Did I want to stop feeling and thinking? Yes, DEEPLY. But was I going to end my life in an effort to do that? No.
Florence- her empathy was radiating out of her and I will never forget how much better I momentarily felt in her presence- she told me she didn’t want to traumatize me anymore by putting me in inpatient if I didn’t need it. And I appreciated that. I made a safety plan. I promised to stay in constant communication with my support people. Then I went home Saturday night and waited for next steps.
By the time I walked into PHP for the first time yesterday- Tuesday- I was raw. I white knuckled my way through 60 hours of anxiety and despair about what the treatment for my anxiety and despair would be like and if it would even work.
So when I say I cried nearly ALL DAY yesterday, that’s not hyperbole. I think it was mostly from a well of overwhelm, peppered with a lot of sadness and a dash of hope and relief, but the staff couldn’t really tell.
Today, Niki, our nurse, told me she was really close to taking me to inpatient yesterday. It seemed in-jest, but at the end of the day I realized just how serious she was. Lindsey, our therapist, told me they had a meeting about me at lunch, about whether or not to go ahead and admit me. That it wouldn’t cost me anymore. That they are keeping a really close eye on me, on my thoughts, on any indication of suicidal ideation.
I promised her that I would be 100% transparent about all of that because the whole reason I was there was because I want to LIVE. But that, honestly, since I started my meds yesterday evening, I’ve felt such a shift, so much hope. I’m not worried about wanting to die. I will go to inpatient if that’s what’s needed, but I don’t feel that way right now.

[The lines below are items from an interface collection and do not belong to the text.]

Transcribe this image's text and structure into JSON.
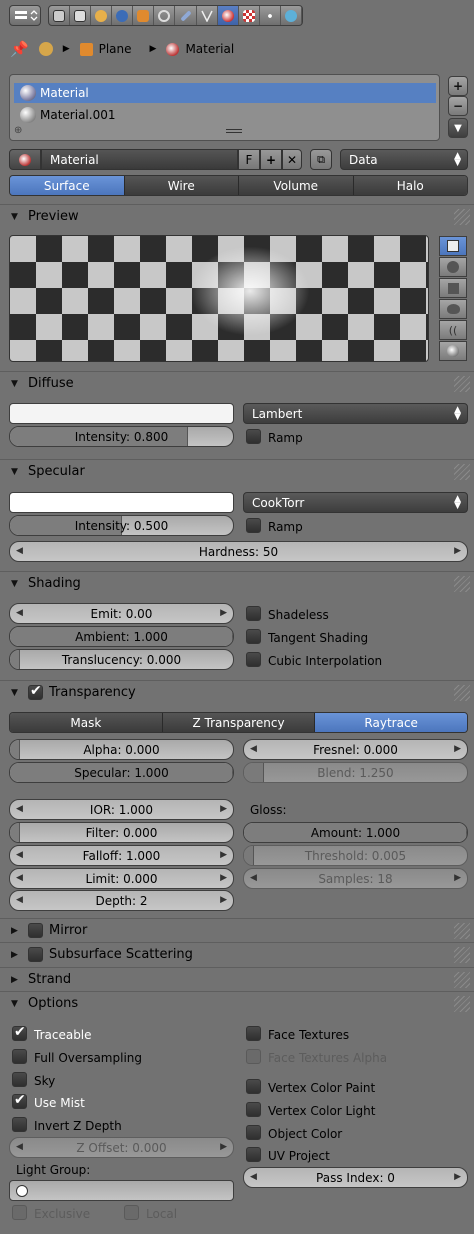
{
  "breadcrumb": {
    "object": "Plane",
    "material": "Material"
  },
  "material_slots": [
    "Material",
    "Material.001"
  ],
  "material_datablock": {
    "name": "Material",
    "fake_user": "F",
    "link": "Data"
  },
  "tabs": [
    "Surface",
    "Wire",
    "Volume",
    "Halo"
  ],
  "panels": {
    "preview": "Preview",
    "diffuse": "Diffuse",
    "specular": "Specular",
    "shading": "Shading",
    "transparency": "Transparency",
    "mirror": "Mirror",
    "sss": "Subsurface Scattering",
    "strand": "Strand",
    "options": "Options"
  },
  "diffuse": {
    "shader": "Lambert",
    "intensity": "Intensity: 0.800",
    "intensity_value": 0.8,
    "ramp": "Ramp"
  },
  "specular": {
    "shader": "CookTorr",
    "intensity": "Intensity: 0.500",
    "intensity_value": 0.5,
    "ramp": "Ramp",
    "hardness": "Hardness: 50"
  },
  "shading": {
    "emit": "Emit: 0.00",
    "ambient": "Ambient: 1.000",
    "ambient_value": 1.0,
    "translucency": "Translucency: 0.000",
    "shadeless": "Shadeless",
    "tangent": "Tangent Shading",
    "cubic": "Cubic Interpolation"
  },
  "transparency": {
    "modes": [
      "Mask",
      "Z Transparency",
      "Raytrace"
    ],
    "alpha": "Alpha: 0.000",
    "specular": "Specular: 1.000",
    "fresnel": "Fresnel: 0.000",
    "blend": "Blend: 1.250",
    "ior": "IOR: 1.000",
    "filter": "Filter: 0.000",
    "falloff": "Falloff: 1.000",
    "limit": "Limit: 0.000",
    "depth": "Depth: 2",
    "gloss": "Gloss:",
    "amount": "Amount: 1.000",
    "threshold": "Threshold: 0.005",
    "samples": "Samples: 18"
  },
  "options": {
    "traceable": "Traceable",
    "full_oversampling": "Full Oversampling",
    "sky": "Sky",
    "use_mist": "Use Mist",
    "invert_z": "Invert Z Depth",
    "z_offset": "Z Offset: 0.000",
    "light_group": "Light Group:",
    "exclusive": "Exclusive",
    "local": "Local",
    "face_textures": "Face Textures",
    "face_textures_alpha": "Face Textures Alpha",
    "vertex_color_paint": "Vertex Color Paint",
    "vertex_color_light": "Vertex Color Light",
    "object_color": "Object Color",
    "uv_project": "UV Project",
    "pass_index": "Pass Index: 0"
  }
}
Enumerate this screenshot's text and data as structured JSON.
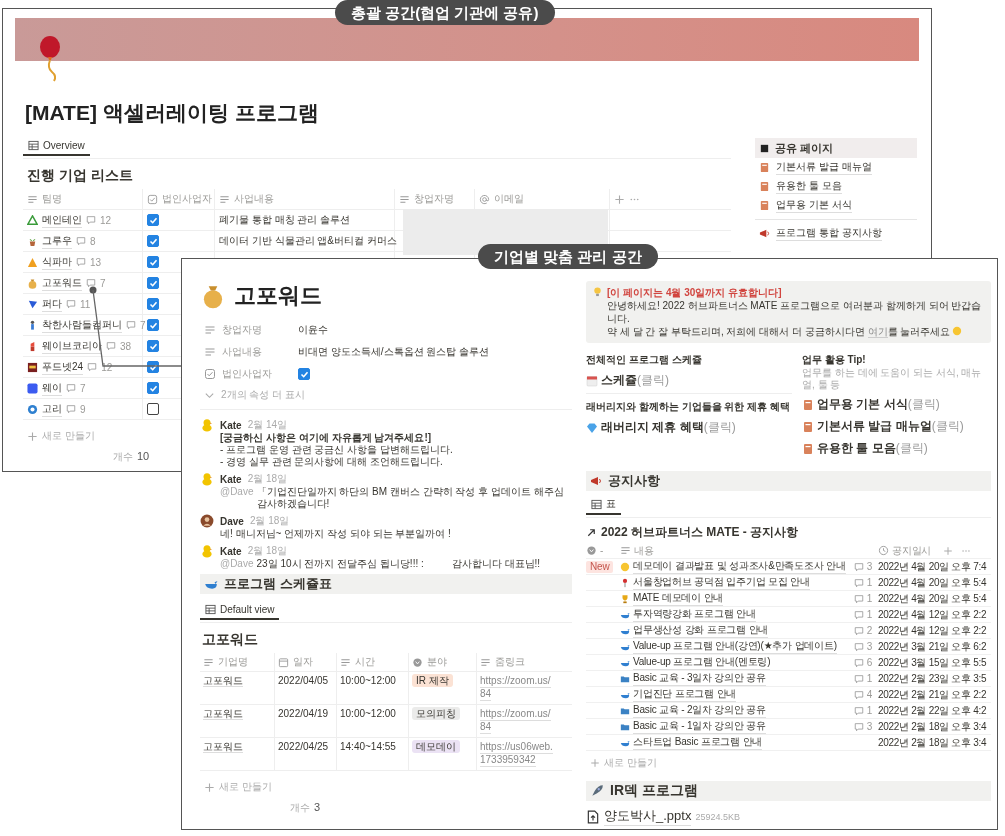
{
  "overview": {
    "badge": "총괄 공간(협업 기관에 공유)",
    "title": "[MATE] 액셀러레이팅 프로그램",
    "view_tab": "Overview",
    "list_title": "진행 기업 리스트",
    "columns": [
      {
        "label": "팀명",
        "kind": "title"
      },
      {
        "label": "법인사업자",
        "kind": "checkbox"
      },
      {
        "label": "사업내용",
        "kind": "text"
      },
      {
        "label": "창업자명",
        "kind": "text"
      },
      {
        "label": "이메일",
        "kind": "email"
      }
    ],
    "rows": [
      {
        "name": "메인테인",
        "comments": "12",
        "corporate": true,
        "business": "폐기물 통합 매칭 관리 솔루션"
      },
      {
        "name": "그루우",
        "comments": "8",
        "corporate": true,
        "business": "데이터 기반 식물관리 앱&버티컬 커머스"
      },
      {
        "name": "식파마",
        "comments": "13",
        "corporate": true
      },
      {
        "name": "고포워드",
        "comments": "7",
        "corporate": true
      },
      {
        "name": "퍼다",
        "comments": "11",
        "corporate": true
      },
      {
        "name": "착한사람들컴퍼니",
        "comments": "7",
        "corporate": true
      },
      {
        "name": "웨이브코리아",
        "comments": "38",
        "corporate": true
      },
      {
        "name": "푸드넷24",
        "comments": "12",
        "corporate": true
      },
      {
        "name": "웨이",
        "comments": "7",
        "corporate": true
      },
      {
        "name": "고리",
        "comments": "9",
        "corporate": false
      }
    ],
    "new_row": "새로 만들기",
    "count_label": "개수",
    "count": "10",
    "sidebar": {
      "title": "공유 페이지",
      "pages": [
        "기본서류 발급 매뉴얼",
        "유용한 툴 모음",
        "업무용 기본 서식"
      ],
      "notice": "프로그램 통합 공지사항"
    }
  },
  "company": {
    "badge": "기업별 맞춤 관리 공간",
    "title": "고포워드",
    "properties": [
      {
        "kind": "text",
        "label": "창업자명",
        "value": "이윤수"
      },
      {
        "kind": "text",
        "label": "사업내용",
        "value": "비대면 양도소득세/스톡옵션 원스탑 솔루션"
      },
      {
        "kind": "checkbox",
        "label": "법인사업자",
        "checked": true
      }
    ],
    "more_properties": "2개의 속성 더 표시",
    "comments": [
      {
        "author": "Kate",
        "date": "2월 14일",
        "lines": [
          {
            "text": "[궁금하신 사항은 여기에 자유롭게 남겨주세요!]",
            "bold": true
          },
          {
            "text": "- 프로그램 운영 관련 궁금신 사항을 답변해드립니다.",
            "bold": false
          },
          {
            "text": "- 경영 실무 관련 문의사항에 대해 조언해드립니다.",
            "bold": false
          }
        ]
      },
      {
        "author": "Kate",
        "date": "2월 18일",
        "lines": [
          {
            "mention": "@Dave",
            "text": "「기업진단일까지 하단의 BM 캔버스 간략히 작성 후 업데이트 해주심 감사하겠습니다!",
            "bold": false
          }
        ]
      },
      {
        "author": "Dave",
        "date": "2월 18일",
        "lines": [
          {
            "text": "네! 매니저님~ 언제까지 작성 되야 되는 부분일까여 !",
            "bold": false
          }
        ]
      },
      {
        "author": "Kate",
        "date": "2월 18일",
        "lines": [
          {
            "mention": "@Dave",
            "text": "23일 10시 전까지 전달주심 됩니당!!! :",
            "aside": "감사합니다 대표님!!",
            "bold": false
          }
        ]
      }
    ],
    "schedule": {
      "title": "프로그램 스케쥴표",
      "view_tab": "Default view",
      "heading": "고포워드",
      "columns": [
        {
          "label": "기업명",
          "kind": "title"
        },
        {
          "label": "일자",
          "kind": "date"
        },
        {
          "label": "시간",
          "kind": "text"
        },
        {
          "label": "분야",
          "kind": "select"
        },
        {
          "label": "줌링크",
          "kind": "text"
        }
      ],
      "rows": [
        {
          "company": "고포워드",
          "date": "2022/04/05",
          "time": "10:00~12:00",
          "field": "IR 제작",
          "color": "#fbe2d4",
          "link": [
            "https://zoom.us/",
            "84"
          ]
        },
        {
          "company": "고포워드",
          "date": "2022/04/19",
          "time": "10:00~12:00",
          "field": "모의피칭",
          "color": "#ebebea",
          "link": [
            "https://zoom.us/",
            "84"
          ]
        },
        {
          "company": "고포워드",
          "date": "2022/04/25",
          "time": "14:40~14:55",
          "field": "데모데이",
          "color": "#ebe2f4",
          "link": [
            "https://us06web.",
            "1733959342"
          ]
        }
      ],
      "new_row": "새로 만들기",
      "count_label": "개수",
      "count": "3"
    },
    "callout": {
      "title": "[이 페이지는 4월 30일까지 유효합니다]",
      "lines": [
        "안녕하세요! 2022 허브파트너스 MATE 프로그램으로 여러분과 함께하게 되어 반갑습니다."
      ],
      "last_line": {
        "before": "약 세 달 간 잘 부탁드리며, 저희에 대해서 더 궁금하시다면 ",
        "link": "여기",
        "after": "를 눌러주세요"
      }
    },
    "resources": {
      "left": [
        {
          "heading": "전체적인 프로그램 스케쥴",
          "label": "스케쥴",
          "hint": "(클릭)"
        },
        {
          "heading": "래버리지와 함께하는 기업들을 위한 제휴 혜택",
          "label": "래버리지 제휴 혜택",
          "hint": "(클릭)"
        }
      ],
      "tip_title": "업무 활용 Tip!",
      "tip_subtitle": "업무를 하는 데에 도움이 되는 서식, 매뉴얼, 툴 등",
      "tips": [
        {
          "label": "업무용 기본 서식",
          "hint": "(클릭)"
        },
        {
          "label": "기본서류 발급 매뉴얼",
          "hint": "(클릭)"
        },
        {
          "label": "유용한 툴 모음",
          "hint": "(클릭)"
        }
      ]
    },
    "notices": {
      "title": "공지사항",
      "view_tab": "표",
      "database": "2022 허브파트너스 MATE - 공지사항",
      "columns": [
        {
          "label": "-",
          "kind": "select"
        },
        {
          "label": "내용",
          "kind": "title"
        },
        {
          "label": "공지일시",
          "kind": "created"
        }
      ],
      "rows": [
        {
          "tag": "New",
          "title": "데모데이 결과발표 및 성과조사&만족도조사 안내",
          "comments": "3",
          "date": "2022년 4월 20일 오후 7:4"
        },
        {
          "title": "서울창업허브 공덕점 입주기업 모집 안내",
          "comments": "1",
          "date": "2022년 4월 20일 오후 5:4"
        },
        {
          "title": "MATE 데모데이 안내",
          "comments": "1",
          "date": "2022년 4월 20일 오후 5:4"
        },
        {
          "title": "투자역량강화 프로그램 안내",
          "comments": "1",
          "date": "2022년 4월 12일 오후 2:2"
        },
        {
          "title": "업무생산성 강화 프로그램 안내",
          "comments": "2",
          "date": "2022년 4월 12일 오후 2:2"
        },
        {
          "title": "Value-up 프로그램 안내(강연)(★추가 업데이트)",
          "comments": "3",
          "date": "2022년 3월 21일 오후 6:2"
        },
        {
          "title": "Value-up 프로그램 안내(멘토링)",
          "comments": "6",
          "date": "2022년 3월 15일 오후 5:5"
        },
        {
          "title": "Basic 교육 - 3일차 강의안 공유",
          "comments": "1",
          "date": "2022년 2월 23일 오후 3:5"
        },
        {
          "title": "기업진단 프로그램 안내",
          "comments": "4",
          "date": "2022년 2월 21일 오후 2:2"
        },
        {
          "title": "Basic 교육 - 2일차 강의안 공유",
          "comments": "1",
          "date": "2022년 2월 22일 오후 4:2"
        },
        {
          "title": "Basic 교육 - 1일차 강의안 공유",
          "comments": "3",
          "date": "2022년 2월 18일 오후 3:4"
        },
        {
          "title": "스타트업 Basic 프로그램 안내",
          "date": "2022년 2월 18일 오후 3:4"
        }
      ],
      "new_row": "새로 만들기"
    },
    "ir": {
      "title": "IR덱 프로그램",
      "file": "양도박사_.pptx",
      "size": "25924.5KB"
    }
  }
}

And you may think hearing that I was so close to being admitted to an inpatient psychiatric hospital would make me feel… scared? Freaked out? Worried? But no. You know what? I felt fucking validated. Because I WAS hanging on by a thread. And someone, many someones FINALLY SAW THAT.
I’ve spent too long gaslighting myself and being gaslit. “Chill, Jill,” is something I’ve heard my entire life, both externally and internally. I haven’t been able to trust the depths of what I really feel. I’ve been told I’m too competent, too smart, too reactive, I think too much. I just need to calm down.
If you could just calm down…
I cried happy-sad tears on my drive home from my 2nd day of PHP today, my magazine page holiday wreath riding in my passenger seat, thinking how happy I am to finally be seen and LET MYSELF be seen, and sad that it’s taken 40 years.
Thanks so much for respecting that this is really all I’m willing to share at this time. If you want to find out more about partial hospitalization and inpatient options, my best advice is to simply google what’s in your area. That’s pretty much what I did. I do hope in the future I can become more of a resource, but right now I need to focus on the work I’m doing in PHP and healing. I may end up sharing more on Instagram in my stories while I’m processing this. I’m @JillKraus.e there.
I’m turning off comments on this post because I suck at reading and responding to them here anyway.
I still have to work because I have to make $ to support myself and now to pay for this program. So there will be more sponsored posts and other content to come. I’d so appreciate you keeping in mind that writing and sharing those things is not a reflection of what I’m dealing with personally. It’s my job.
Ok, now I feel like I’m rambling. And I’m feeling raw and vulnerable. So I’m gonna stop here. Thank you. I value this community so much, and I truly hope that at least one person out there reads this and realizes you are not alone, and you can ask for help. I’m right there in the scary place with you, breaking shit to live.
- This Is What Healing Looks Like - January 14, 2022
- Advocating For Yourself: Uterine Fibroids - January 7, 2022
- How I Wound Up In A Partial Hospitalization Program At Age 40 - December 9, 2021